* **TASK REQUIREMENTS**:
Copy nothing but the text: reproduce each line of the listing exactly and leave the pictures out.

-------- SOURCE MATERIAL

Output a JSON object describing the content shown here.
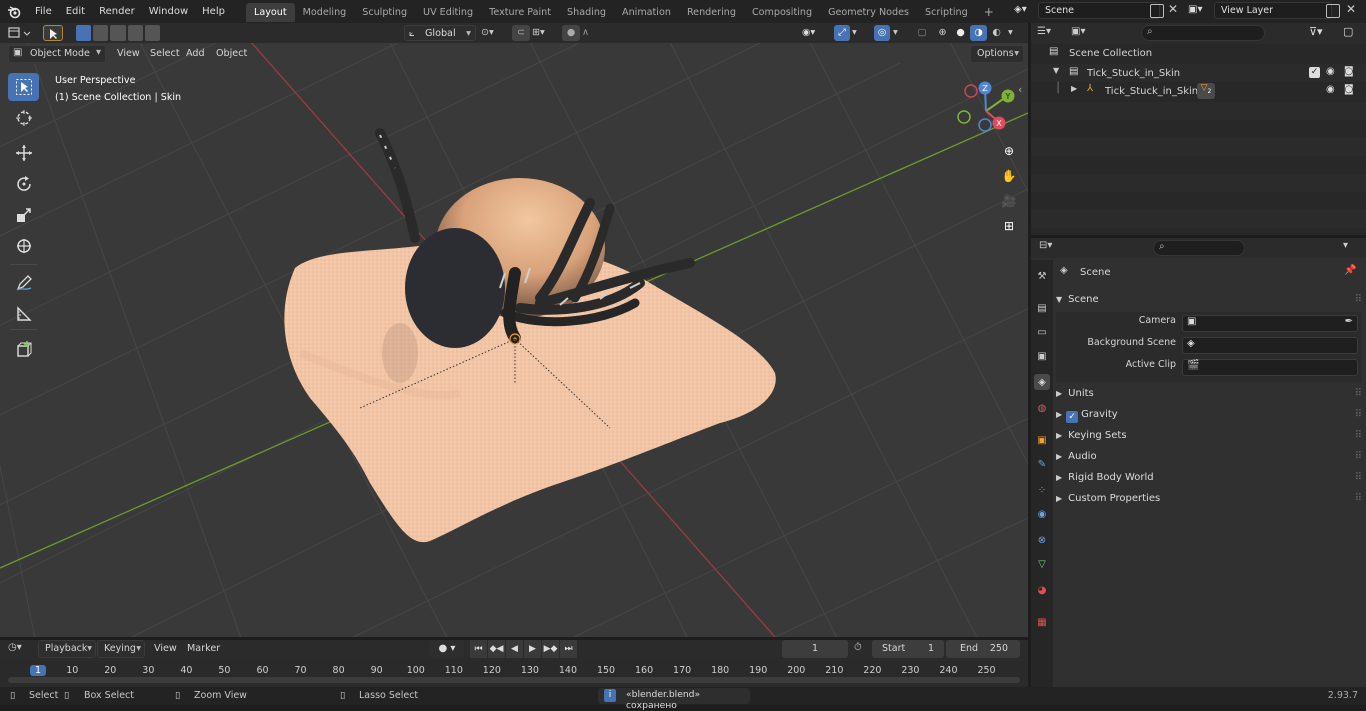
{
  "app": {
    "menus": [
      "File",
      "Edit",
      "Render",
      "Window",
      "Help"
    ],
    "workspace_tabs": [
      "Layout",
      "Modeling",
      "Sculpting",
      "UV Editing",
      "Texture Paint",
      "Shading",
      "Animation",
      "Rendering",
      "Compositing",
      "Geometry Nodes",
      "Scripting"
    ],
    "active_tab": "Layout",
    "add_tab": "+",
    "scene_name": "Scene",
    "view_layer": "View Layer"
  },
  "viewport_header": {
    "mode": "Object Mode",
    "menus": [
      "View",
      "Select",
      "Add",
      "Object"
    ],
    "orientation": "Global",
    "options": "Options"
  },
  "viewport": {
    "perspective": "User Perspective",
    "collection_info": "(1) Scene Collection | Skin",
    "gizmo_axes": {
      "x": "X",
      "y": "Y",
      "z": "Z"
    },
    "colors": {
      "bg": "#393939",
      "grid": "#444444",
      "x_axis": "#9d3a45",
      "y_axis": "#6e9a2c",
      "skin": "#f2c5a6"
    }
  },
  "outliner": {
    "root": "Scene Collection",
    "collection": "Tick_Stuck_in_Skin",
    "object": "Tick_Stuck_in_Skin",
    "object_badge": "2"
  },
  "properties": {
    "header": "Scene",
    "section": "Scene",
    "fields": [
      {
        "label": "Camera",
        "value": ""
      },
      {
        "label": "Background Scene",
        "value": ""
      },
      {
        "label": "Active Clip",
        "value": ""
      }
    ],
    "panels": [
      "Units",
      "Gravity",
      "Keying Sets",
      "Audio",
      "Rigid Body World",
      "Custom Properties"
    ],
    "gravity_checked": true
  },
  "timeline": {
    "menus": [
      "Playback",
      "Keying",
      "View",
      "Marker"
    ],
    "current_frame": "1",
    "start_label": "Start",
    "start": "1",
    "end_label": "End",
    "end": "250",
    "ruler": [
      "1",
      "10",
      "20",
      "30",
      "40",
      "50",
      "60",
      "70",
      "80",
      "90",
      "100",
      "110",
      "120",
      "130",
      "140",
      "150",
      "160",
      "170",
      "180",
      "190",
      "200",
      "210",
      "220",
      "230",
      "240",
      "250"
    ]
  },
  "statusbar": {
    "select": "Select",
    "box_select": "Box Select",
    "zoom_view": "Zoom View",
    "lasso_select": "Lasso Select",
    "message": "«blender.blend» сохранено",
    "version": "2.93.7"
  }
}
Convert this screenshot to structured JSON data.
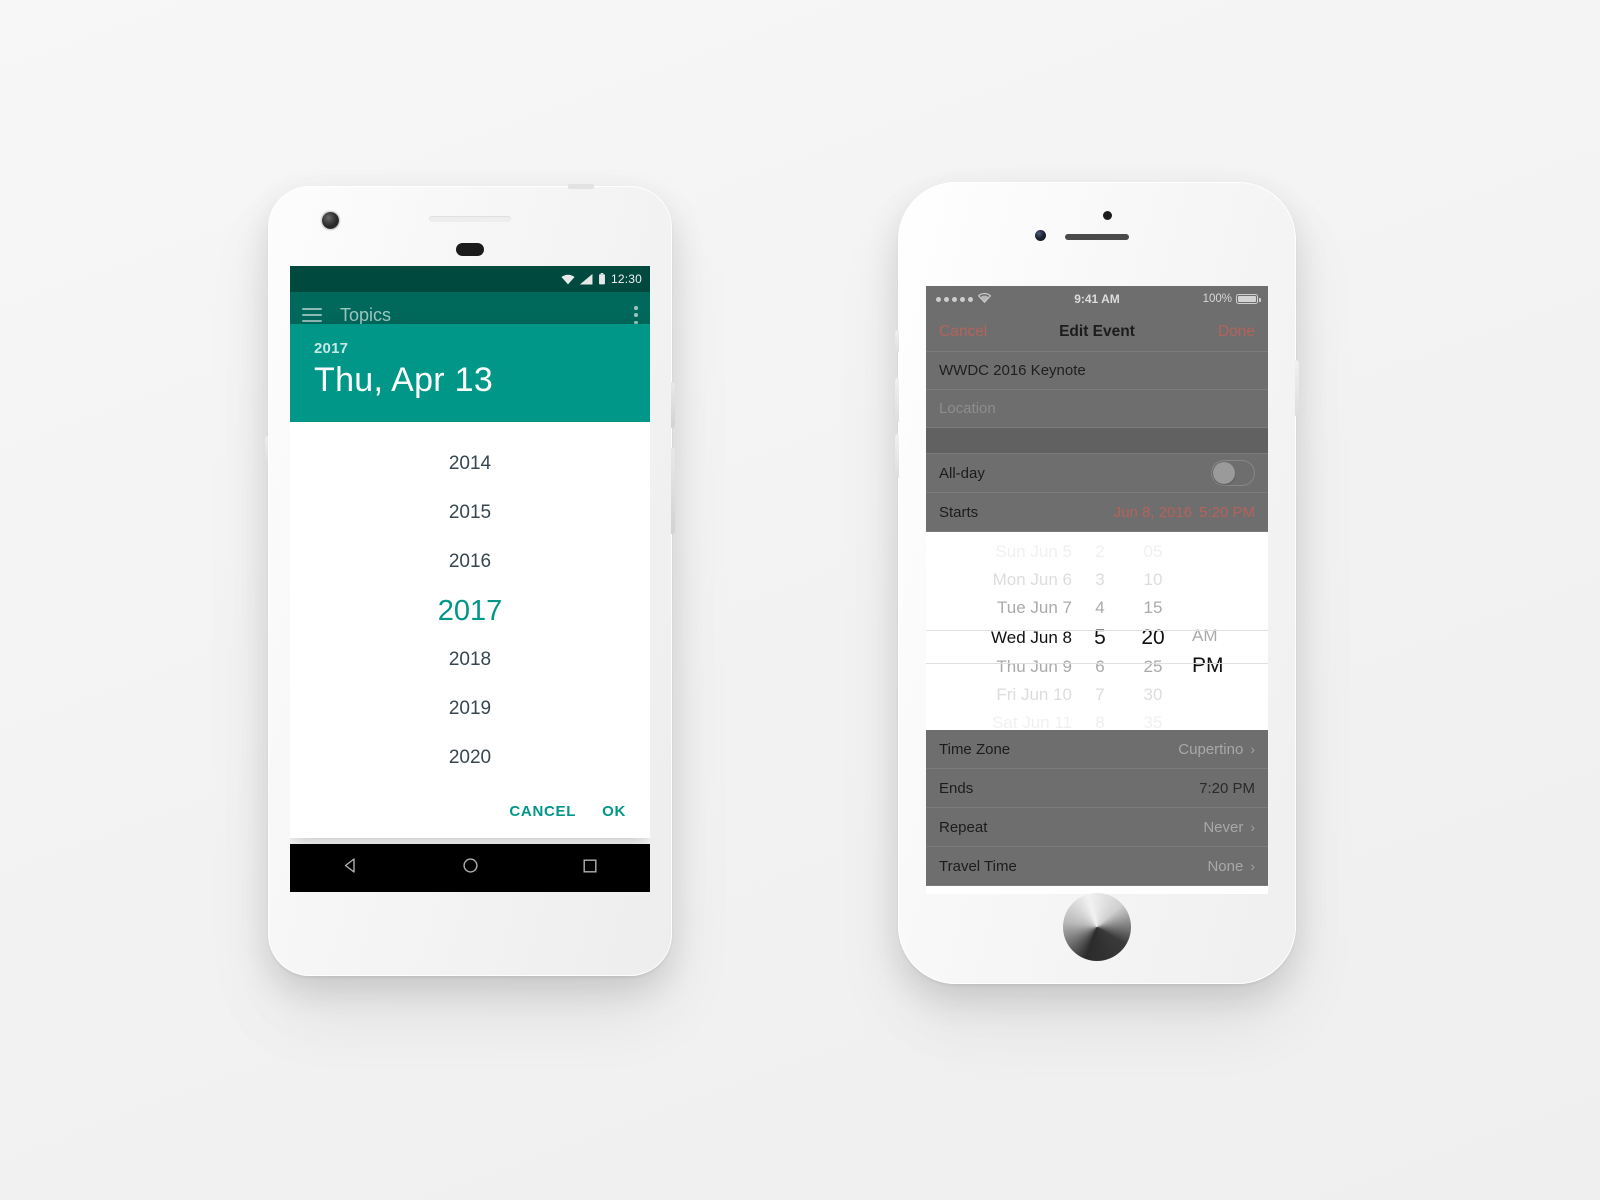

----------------

* **SOLUTION TO THIS TASK**:
Output a JSON object describing the content shown here.
{
  "app": {
    "menus": [
      "File",
      "Edit",
      "Render",
      "Window",
      "Help"
    ],
    "workspace_tabs": [
      "Layout",
      "Modeling",
      "Sculpting",
      "UV Editing",
      "Texture Paint",
      "Shading",
      "Animation",
      "Rendering",
      "Compositing",
      "Geometry Nodes",
      "Scripting"
    ],
    "active_tab": "Layout",
    "add_tab": "+",
    "scene_name": "Scene",
    "view_layer": "View Layer"
  },
  "viewport_header": {
    "mode": "Object Mode",
    "menus": [
      "View",
      "Select",
      "Add",
      "Object"
    ],
    "orientation": "Global",
    "options": "Options"
  },
  "viewport": {
    "perspective": "User Perspective",
    "collection_info": "(1) Scene Collection | Skin",
    "gizmo_axes": {
      "x": "X",
      "y": "Y",
      "z": "Z"
    },
    "colors": {
      "bg": "#393939",
      "grid": "#444444",
      "x_axis": "#9d3a45",
      "y_axis": "#6e9a2c",
      "skin": "#f2c5a6"
    }
  },
  "outliner": {
    "root": "Scene Collection",
    "collection": "Tick_Stuck_in_Skin",
    "object": "Tick_Stuck_in_Skin",
    "object_badge": "2"
  },
  "properties": {
    "header": "Scene",
    "section": "Scene",
    "fields": [
      {
        "label": "Camera",
        "value": ""
      },
      {
        "label": "Background Scene",
        "value": ""
      },
      {
        "label": "Active Clip",
        "value": ""
      }
    ],
    "panels": [
      "Units",
      "Gravity",
      "Keying Sets",
      "Audio",
      "Rigid Body World",
      "Custom Properties"
    ],
    "gravity_checked": true
  },
  "timeline": {
    "menus": [
      "Playback",
      "Keying",
      "View",
      "Marker"
    ],
    "current_frame": "1",
    "start_label": "Start",
    "start": "1",
    "end_label": "End",
    "end": "250",
    "ruler": [
      "1",
      "10",
      "20",
      "30",
      "40",
      "50",
      "60",
      "70",
      "80",
      "90",
      "100",
      "110",
      "120",
      "130",
      "140",
      "150",
      "160",
      "170",
      "180",
      "190",
      "200",
      "210",
      "220",
      "230",
      "240",
      "250"
    ]
  },
  "statusbar": {
    "select": "Select",
    "box_select": "Box Select",
    "zoom_view": "Zoom View",
    "lasso_select": "Lasso Select",
    "message": "«blender.blend» сохранено",
    "version": "2.93.7"
  }
}
Convert this screenshot to structured JSON data.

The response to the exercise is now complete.